When summarizing your online tutoring experience in your resume, spotlight your proficiency in conducting virtual sessions effectively and your mastery of online teaching tools. Showcase your ability to adapt to diverse digital learning styles. Highlight your role in developing digital resources and tracking student progress through online communication. Incorporate relevant technical hard skills and certifications related to online tutoring. Craft a succinct resume summary that underscores your expertise in this field.
Now that you've polished your resume and are ready to start your tutoring journey, let’s explore another important question you might be asking…
Where do I Advertise to be a Tutor?
When you're looking to advertise your tutoring services, whether it’s for in-person private tutoring or for online tutoring jobs, you have a few options to consider.
Online tutoring job platforms
There are many online tutoring job platforms that connect tutors with students.

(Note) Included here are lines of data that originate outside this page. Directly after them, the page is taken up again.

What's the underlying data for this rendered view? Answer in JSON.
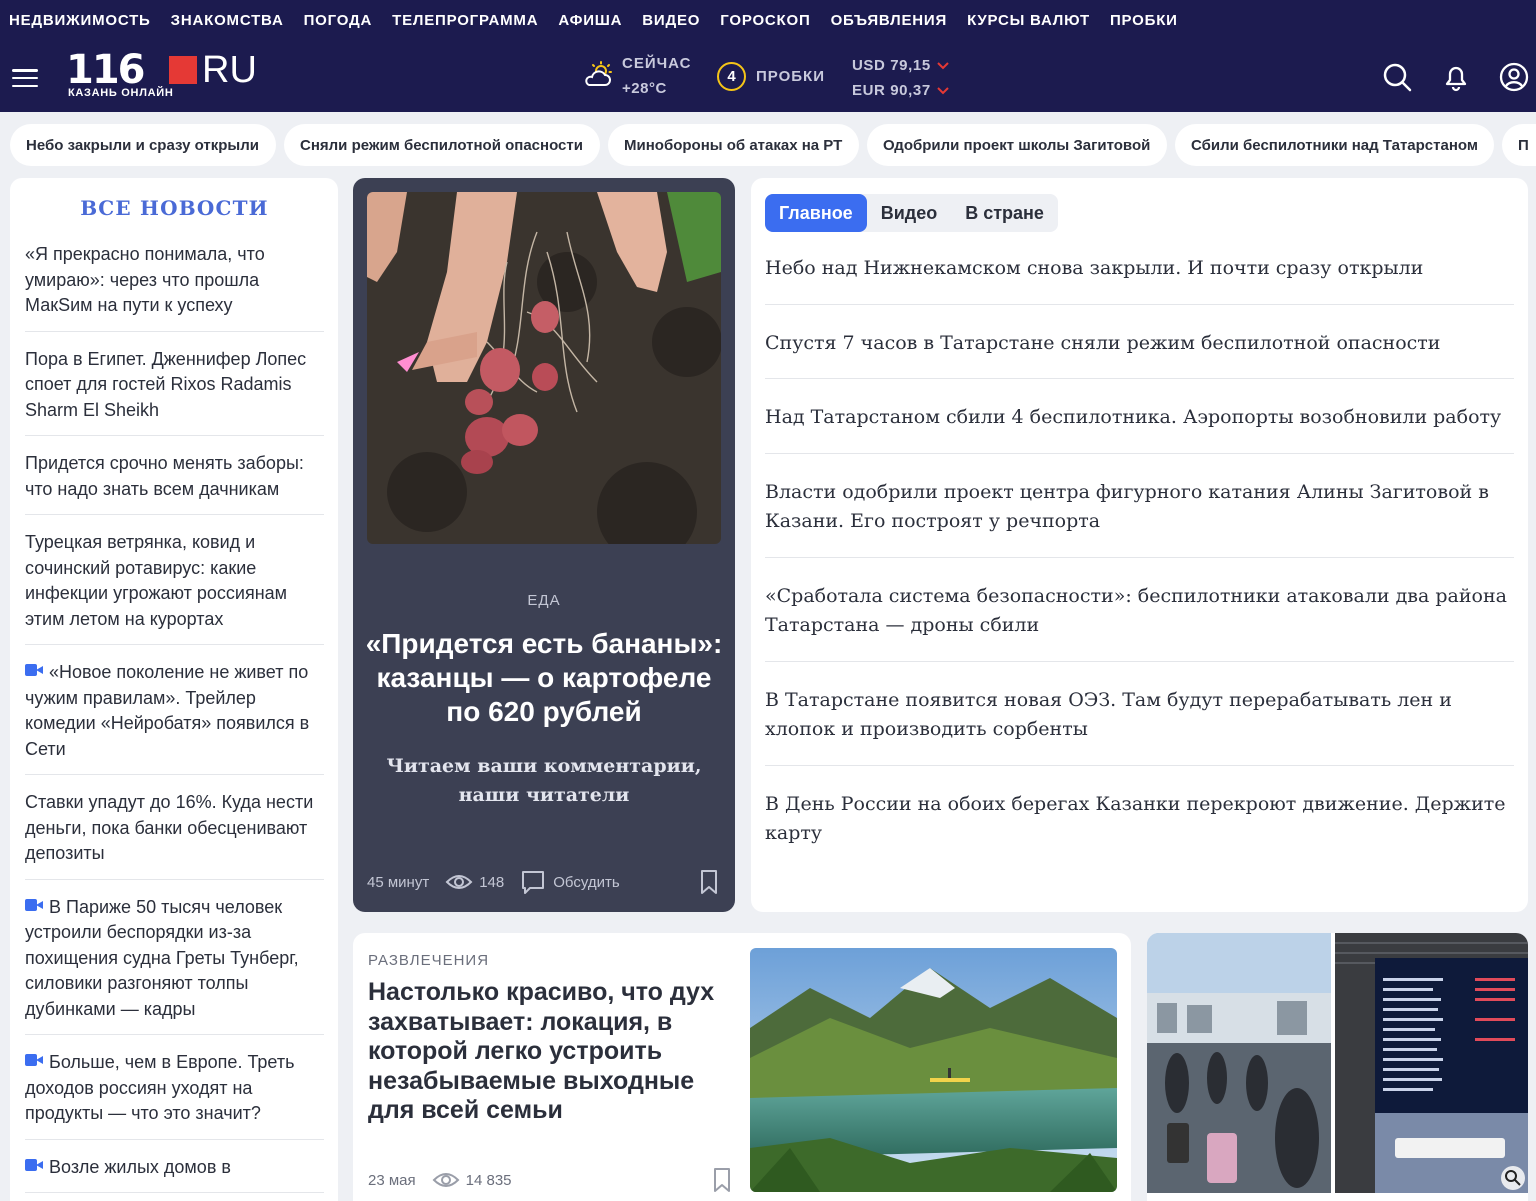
{
  "topnav": [
    "НЕДВИЖИМОСТЬ",
    "ЗНАКОМСТВА",
    "ПОГОДА",
    "ТЕЛЕПРОГРАММА",
    "АФИША",
    "ВИДЕО",
    "ГОРОСКОП",
    "ОБЪЯВЛЕНИЯ",
    "КУРСЫ ВАЛЮТ",
    "ПРОБКИ"
  ],
  "header": {
    "logo_number": "116",
    "logo_ru": "RU",
    "logo_sub": "КАЗАНЬ ОНЛАЙН",
    "weather_label": "СЕЙЧАС",
    "weather_temp": "+28°C",
    "traffic_level": "4",
    "traffic_label": "ПРОБКИ",
    "usd": "USD 79,15",
    "eur": "EUR 90,37",
    "icons": [
      "search-icon",
      "bell-icon",
      "user-icon"
    ]
  },
  "chips": [
    "Небо закрыли и сразу открыли",
    "Сняли режим беспилотной опасности",
    "Минобороны об атаках на РТ",
    "Одобрили проект школы Загитовой",
    "Сбили беспилотники над Татарстаном",
    "П"
  ],
  "all_news": {
    "title": "ВСЕ НОВОСТИ",
    "items": [
      {
        "text": "«Я прекрасно понимала, что умираю»: через что прошла МакSим на пути к успеху",
        "video": false
      },
      {
        "text": "Пора в Египет. Дженнифер Лопес споет для гостей Rixos Radamis Sharm El Sheikh",
        "video": false
      },
      {
        "text": "Придется срочно менять заборы: что надо знать всем дачникам",
        "video": false
      },
      {
        "text": "Турецкая ветрянка, ковид и сочинский ротавирус: какие инфекции угрожают россиянам этим летом на курортах",
        "video": false
      },
      {
        "text": "«Новое поколение не живет по чужим правилам». Трейлер комедии «Нейробатя» появился в Сети",
        "video": true
      },
      {
        "text": "Ставки упадут до 16%. Куда нести деньги, пока банки обесценивают депозиты",
        "video": false
      },
      {
        "text": "В Париже 50 тысяч человек устроили беспорядки из-за похищения судна Греты Тунберг, силовики разгоняют толпы дубинками — кадры",
        "video": true
      },
      {
        "text": "Больше, чем в Европе. Треть доходов россиян уходят на продукты — что это значит?",
        "video": true
      },
      {
        "text": "Возле жилых домов в",
        "video": true
      }
    ]
  },
  "featured": {
    "category": "ЕДА",
    "title": "«Придется есть бананы»: казанцы — о картофеле по 620 рублей",
    "subtitle": "Читаем ваши комментарии, наши читатели",
    "time": "45 минут",
    "views": "148",
    "discuss": "Обсудить"
  },
  "main": {
    "tabs": [
      "Главное",
      "Видео",
      "В стране"
    ],
    "items": [
      "Небо над Нижнекамском снова закрыли. И почти сразу открыли",
      "Спустя 7 часов в Татарстане сняли режим беспилотной опасности",
      "Над Татарстаном сбили 4 беспилотника. Аэропорты возобновили работу",
      "Власти одобрили проект центра фигурного катания Алины Загитовой в Казани. Его построят у речпорта",
      "«Сработала система безопасности»: беспилотники атаковали два района Татарстана — дроны сбили",
      "В Татарстане появится новая ОЭЗ. Там будут перерабатывать лен и хлопок и производить сорбенты",
      "В День России на обоих берегах Казанки перекроют движение. Держите карту"
    ]
  },
  "story": {
    "category": "РАЗВЛЕЧЕНИЯ",
    "title": "Настолько красиво, что дух захватывает: локация, в которой легко устроить незабываемые выходные для всей семьи",
    "date": "23 мая",
    "views": "14 835"
  },
  "colors": {
    "nav_bg": "#1c1b4f",
    "accent": "#3b6df0",
    "logo_red": "#e53935",
    "traffic_ring": "#f5c518",
    "card_dark": "#3c4053"
  }
}
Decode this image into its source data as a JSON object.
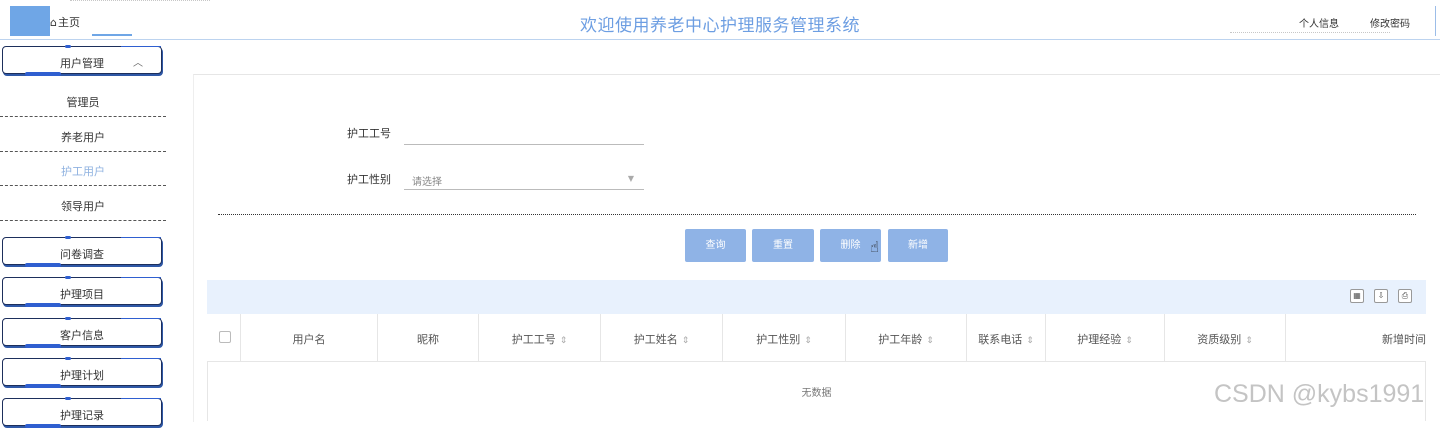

Some popular platforms include Tutor.com, Wyzant, and Tutorme.com.
You can also advertise your tutoring services on social media platforms like Facebook, Instagram, and Twitter. Be sure to use relevant hashtags and keywords to reach potential clients.
Educational Websites and Blogs
Many educational websites and blogs offer space for tutors to advertise their services. To find these opportunities, you can search online for "tutor job postings" or "tutor positions."
Many job boards, such as Indeed and Monster, have a section for both online tutoring jobs and in-person tutors. You can create a resume and cover letter specifically for tutoring jobs, and then apply to jobs that interest you.
Your Personal Tutoring Website
If you have a personal website, you can create a page dedicated to your tutoring services. Include information about your experience, qualifications, and rates.
You can also advertise your tutoring services at local businesses, such as libraries, bookstores, and coffee shops. Leave flyers or business cards behind, or talk to the owners or managers about offering tutoring services to their customers.
Another avenue is to reach out to educational institutions such as schools and colleges. They sometimes have open tutoring positions or can connect you with students seeking tutors, especially if you have an academic tutor job description ready.
One of the best ways to find tutoring jobs is through word-of-mouth. Let your friends, family, and neighbors know that you are available to tutor. You can also ask your former teachers or professors if they know of any students who need help.
The key is to cast a wide net, combining both traditional and digital methods to maximize your chances of landing that ideal tutoring position, whether it’s in-person private tutoring or online tutoring job gigs.
Once you've started attracting clients, it's important to have a system in place for managing your tutoring business. This includes creating tutor descriptions and automating tasks like scheduling and billing. This brings us to our final thought…
The Secret Weapon for Your Tutoring Career
As you embark on your journey as a tutor or seek the assistance of one, it's essential to recognize the importance of interpersonal skills and prior tutored experience. These qualities can significantly enhance the effectiveness of tutoring sessions. Moreover, crafting a compelling resume and cover letter is crucial in the competitive world of hiring. We highly encourage you to research resume templates to help you create your tutoring resume correctly.
But your journey as a tutor doesn't end there. This is where Practice steps in to streamline and simplify your tutoring business. With Practice, you can easily manage your tutoring schedule, keep organized client records, and create customized forms and contracts effortlessly. It's a comprehensive tutor management software that offers payment processing, client communication through a secure chat feature, and a centralized client portal for convenience.
Practice is your reliable partner in ensuring your tutoring business runs smoothly, allowing you to focus on what you do best – helping students succeed. So, whether you're a seasoned tutor looking to streamline your operations or a newcomer in the tutoring world, Practice is here to support your tutoring business needs and take it to the next level. Try for Free Today!